the first 20 bytes of this field are used. The rest of the bytes
are ignored and should be stored as \0.
If inline revision data is being stored, the compressed revision data
(of length from bytes offset 8-11 from the index entry) immediately
follows the index entry. There is no header on the revision data. There
is no padding between it and the index entries before and after.
If revision data is not inline, then raw revision data is stored in a
separate byte container. The offsets from bytes 0-5 and the compressed
length from bytes 8-11 define how to access this data.
The first 4 bytes of the revlog are shared between the revlog header
and the 6 byte absolute offset field from the first revlog entry.
Version 2 Format
(In development. Format not finalized or stable.)
Version 2 is currently identical to version 1. This will obviously
Revision data is encoded as a chain of *chunks*. Each chain begins with
the compressed original full text for that revision. Each subsequent
*chunk* is a *delta* against the previous revision. We therefore call
these chains of chunks/deltas *delta chains*.
The full text for a revision is reconstructed by loading the original
full text for the base revision of a *delta chain* and then applying
*deltas* until the target revision is reconstructed.
*Delta chains* are limited in length so lookup time is bound. They are
limited to ~2x the length of the revision's data. The linear distance
between the base chunk and the final chunk is also limited so the
amount of read I/O to load all chunks in the delta chain is bound.
Deltas and delta chains are either computed against the previous
revision in the revlog or another revision (almost certainly one of
the parents of the revision). Historically, deltas were computed against
the previous revision. The *generaldelta* revlog feature flag (enabled
by default in Mercurial 3.7) activates the mode where deltas are
computed against an arbitrary revision (almost certainly a parent revision).
Revlogs logically consist of an index (metadata of entries) and
revision data. This data may be stored together in a single file or in
separate files. The mechanism used is indicated by the ``inline`` feature
flag on the revlog.
Mercurial's behavior is to use inline storage until a revlog reaches a
certain size, at which point it will be converted to non-inline. The
reason there is a size limit on inline storage is to establish an upper
bound on how much data must be read to load the index. It would be a waste
to read tens or hundreds of extra megabytes of data just to access the
The actual layout of revlog files on disk is governed by the repository's
*store format*. Typically, a ``.i`` file represents the index revlog
(possibly containing inline data) and a ``.d`` file holds the revision data.
Revision entries consist of an optional 1 byte header followed by an
encoding of the revision data. The headers are as follows:
Revision data is the entirety of the entry, including this header.
Raw revision data follows.
zlib (RFC 1950) data.
The 0x78 value is actually the first byte of the zlib header (CMF byte).

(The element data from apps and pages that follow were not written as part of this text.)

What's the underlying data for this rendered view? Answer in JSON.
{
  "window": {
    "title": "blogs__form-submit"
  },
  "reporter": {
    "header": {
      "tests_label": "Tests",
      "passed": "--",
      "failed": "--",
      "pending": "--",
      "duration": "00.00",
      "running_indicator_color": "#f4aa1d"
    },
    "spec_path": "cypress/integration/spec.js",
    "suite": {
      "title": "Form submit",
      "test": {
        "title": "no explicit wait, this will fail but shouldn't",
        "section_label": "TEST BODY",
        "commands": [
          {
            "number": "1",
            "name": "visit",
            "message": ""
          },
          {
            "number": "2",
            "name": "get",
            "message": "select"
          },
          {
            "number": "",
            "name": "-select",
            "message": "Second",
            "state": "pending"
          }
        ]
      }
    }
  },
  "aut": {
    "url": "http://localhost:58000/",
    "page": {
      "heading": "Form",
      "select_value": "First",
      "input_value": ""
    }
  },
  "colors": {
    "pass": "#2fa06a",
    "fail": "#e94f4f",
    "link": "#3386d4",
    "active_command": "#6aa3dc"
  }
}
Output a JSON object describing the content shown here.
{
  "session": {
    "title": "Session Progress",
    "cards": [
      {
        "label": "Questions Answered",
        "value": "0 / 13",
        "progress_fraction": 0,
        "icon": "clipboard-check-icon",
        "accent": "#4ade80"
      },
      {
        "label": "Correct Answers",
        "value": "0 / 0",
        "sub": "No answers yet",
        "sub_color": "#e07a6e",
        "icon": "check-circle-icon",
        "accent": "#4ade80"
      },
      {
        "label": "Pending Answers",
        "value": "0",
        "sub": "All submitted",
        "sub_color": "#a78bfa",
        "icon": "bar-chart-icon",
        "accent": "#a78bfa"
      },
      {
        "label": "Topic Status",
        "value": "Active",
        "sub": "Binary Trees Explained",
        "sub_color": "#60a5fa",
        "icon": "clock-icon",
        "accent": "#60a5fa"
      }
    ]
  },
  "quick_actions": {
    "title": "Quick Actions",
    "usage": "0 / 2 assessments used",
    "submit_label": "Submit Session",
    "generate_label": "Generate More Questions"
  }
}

The hash of the revision is stored in the index and is used both as a primary
key and for data integrity verification.
Currently, SHA-1 is the only supported hashing algorithm. To obtain the SHA-1
hash of a revision:
1. Hash the parent nodes
2. Hash the fulltext of the revision
The 20 byte node ids of the parents are fed into the hasher in ascending order.